■ Task objective: Whenever a line of the data below holds the string "icon", copy that line.

■ Source data:

%%

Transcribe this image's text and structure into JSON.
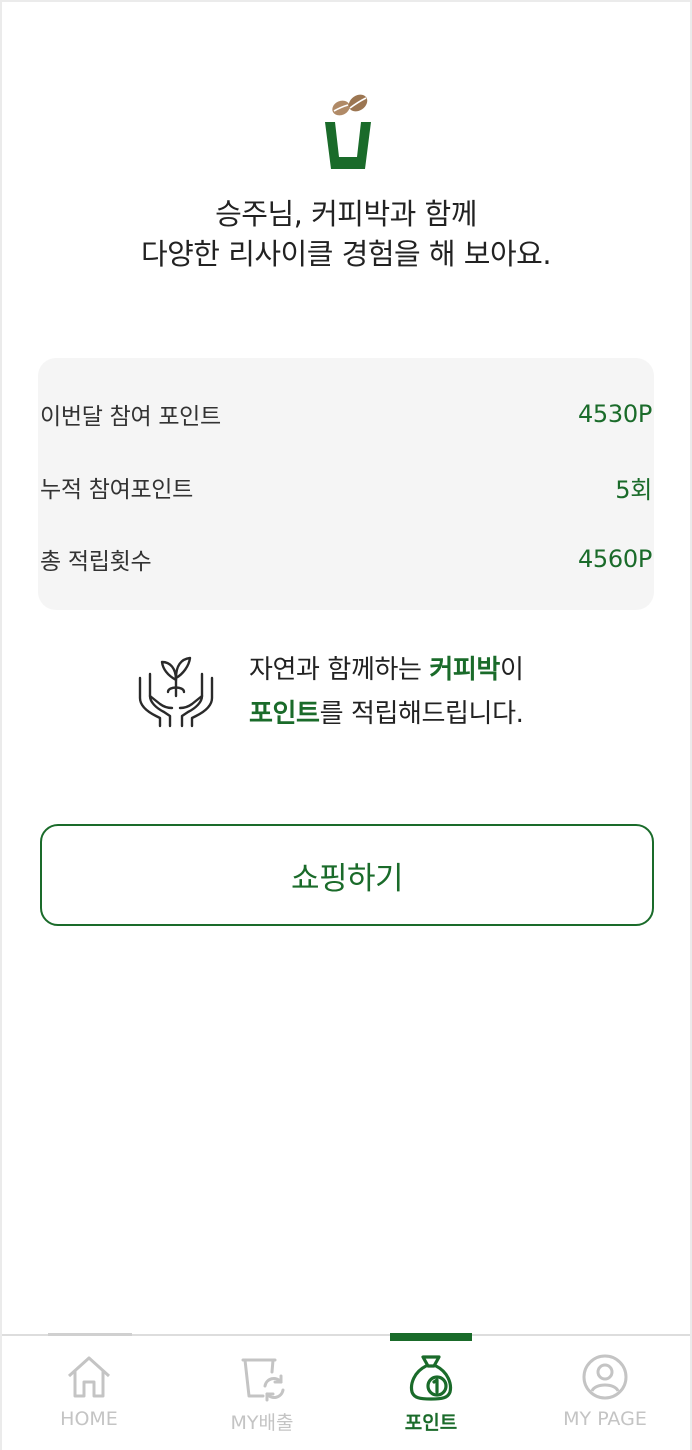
{
  "colors": {
    "brand_green": "#1a6b2a",
    "coffee_brown": "#a88462",
    "card_bg": "#f5f5f5",
    "inactive_tab": "#c4c4c4"
  },
  "logo": {
    "icon": "coffee-bean-cup-logo"
  },
  "greeting": {
    "line1": "승주님, 커피박과 함께",
    "line2": "다양한 리사이클 경험을 해 보아요."
  },
  "points": [
    {
      "label": "이번달 참여 포인트",
      "value": "4530P"
    },
    {
      "label": "누적 참여포인트",
      "value": "5회"
    },
    {
      "label": "총 적립횟수",
      "value": "4560P"
    }
  ],
  "promo": {
    "icon": "hands-sprout-icon",
    "line1_prefix": "자연과 함께하는 ",
    "line1_highlight": "커피박",
    "line1_suffix": "이",
    "line2_highlight": "포인트",
    "line2_suffix": "를 적립해드립니다."
  },
  "shop_button": {
    "label": "쇼핑하기"
  },
  "tabbar": {
    "active": "포인트",
    "tabs": [
      {
        "label": "HOME",
        "icon": "home-icon"
      },
      {
        "label": "MY배출",
        "icon": "recycle-cup-icon"
      },
      {
        "label": "포인트",
        "icon": "money-bag-icon"
      },
      {
        "label": "MY PAGE",
        "icon": "user-circle-icon"
      }
    ]
  }
}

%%

■ The completed task:
    "icon": "coffee-bean-cup-logo"
    "icon": "hands-sprout-icon",
        "icon": "home-icon"
        "icon": "recycle-cup-icon"
        "icon": "money-bag-icon"
        "icon": "user-circle-icon"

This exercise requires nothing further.